_Data about app and page elements_.
········

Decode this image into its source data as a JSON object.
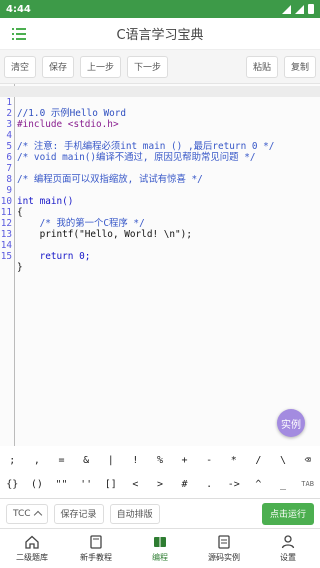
{
  "status": {
    "time": "4:44"
  },
  "header": {
    "title": "C语言学习宝典"
  },
  "toolbar": {
    "clear": "清空",
    "save": "保存",
    "prev": "上一步",
    "next": "下一步",
    "paste": "粘贴",
    "copy": "复制"
  },
  "editor": {
    "line_numbers": [
      "1",
      "2",
      "3",
      "4",
      "5",
      "6",
      "7",
      "8",
      "9",
      "10",
      "11",
      "12",
      "13",
      "14",
      "15"
    ],
    "lines": [
      "//1.0 示例Hello Word",
      "#include <stdio.h>",
      "",
      "/* 注意: 手机编程必须int main () ,最后return 0 */",
      "/* void main()编译不通过, 原因见帮助常见问题 */",
      "",
      "/* 编程页面可以双指缩放, 试试有惊喜 */",
      "",
      "int main()",
      "{",
      "    /* 我的第一个C程序 */",
      "    printf(\"Hello, World! \\n\");",
      "",
      "    return 0;",
      "}"
    ]
  },
  "example_button": "实例",
  "symbols_row1": [
    ";",
    ",",
    "=",
    "&",
    "|",
    "!",
    "%",
    "+",
    "-",
    "*",
    "/",
    "\\",
    "⌫"
  ],
  "symbols_row2": [
    "{}",
    "()",
    "\"\"",
    "''",
    "[]",
    "<",
    ">",
    "#",
    ".",
    "->",
    "^",
    "_",
    "TAB"
  ],
  "bottom": {
    "compiler": "TCC",
    "save_record": "保存记录",
    "auto_format": "自动排版",
    "run": "点击运行"
  },
  "tabs": [
    {
      "label": "二级题库",
      "icon": "home-icon"
    },
    {
      "label": "新手教程",
      "icon": "book-icon"
    },
    {
      "label": "编程",
      "icon": "code-book-icon",
      "active": true
    },
    {
      "label": "源码实例",
      "icon": "document-icon"
    },
    {
      "label": "设置",
      "icon": "person-icon"
    }
  ],
  "colors": {
    "accent": "#4caf50",
    "status_bar": "#3d9a48",
    "fab": "#a38be0"
  }
}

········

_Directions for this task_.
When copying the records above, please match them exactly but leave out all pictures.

_Written response_.
Decode this image into its source data as a JSON object.
{
  "status": {
    "time": "4:44"
  },
  "header": {
    "title": "C语言学习宝典"
  },
  "toolbar": {
    "clear": "清空",
    "save": "保存",
    "prev": "上一步",
    "next": "下一步",
    "paste": "粘贴",
    "copy": "复制"
  },
  "editor": {
    "line_numbers": [
      "1",
      "2",
      "3",
      "4",
      "5",
      "6",
      "7",
      "8",
      "9",
      "10",
      "11",
      "12",
      "13",
      "14",
      "15"
    ],
    "lines": [
      "//1.0 示例Hello Word",
      "#include <stdio.h>",
      "",
      "/* 注意: 手机编程必须int main () ,最后return 0 */",
      "/* void main()编译不通过, 原因见帮助常见问题 */",
      "",
      "/* 编程页面可以双指缩放, 试试有惊喜 */",
      "",
      "int main()",
      "{",
      "    /* 我的第一个C程序 */",
      "    printf(\"Hello, World! \\n\");",
      "",
      "    return 0;",
      "}"
    ]
  },
  "example_button": "实例",
  "symbols_row1": [
    ";",
    ",",
    "=",
    "&",
    "|",
    "!",
    "%",
    "+",
    "-",
    "*",
    "/",
    "\\",
    "⌫"
  ],
  "symbols_row2": [
    "{}",
    "()",
    "\"\"",
    "''",
    "[]",
    "<",
    ">",
    "#",
    ".",
    "->",
    "^",
    "_",
    "TAB"
  ],
  "bottom": {
    "compiler": "TCC",
    "save_record": "保存记录",
    "auto_format": "自动排版",
    "run": "点击运行"
  },
  "tabs": [
    {
      "label": "二级题库",
      "icon": "home-icon"
    },
    {
      "label": "新手教程",
      "icon": "book-icon"
    },
    {
      "label": "编程",
      "icon": "code-book-icon",
      "active": true
    },
    {
      "label": "源码实例",
      "icon": "document-icon"
    },
    {
      "label": "设置",
      "icon": "person-icon"
    }
  ],
  "colors": {
    "accent": "#4caf50",
    "status_bar": "#3d9a48",
    "fab": "#a38be0"
  }
}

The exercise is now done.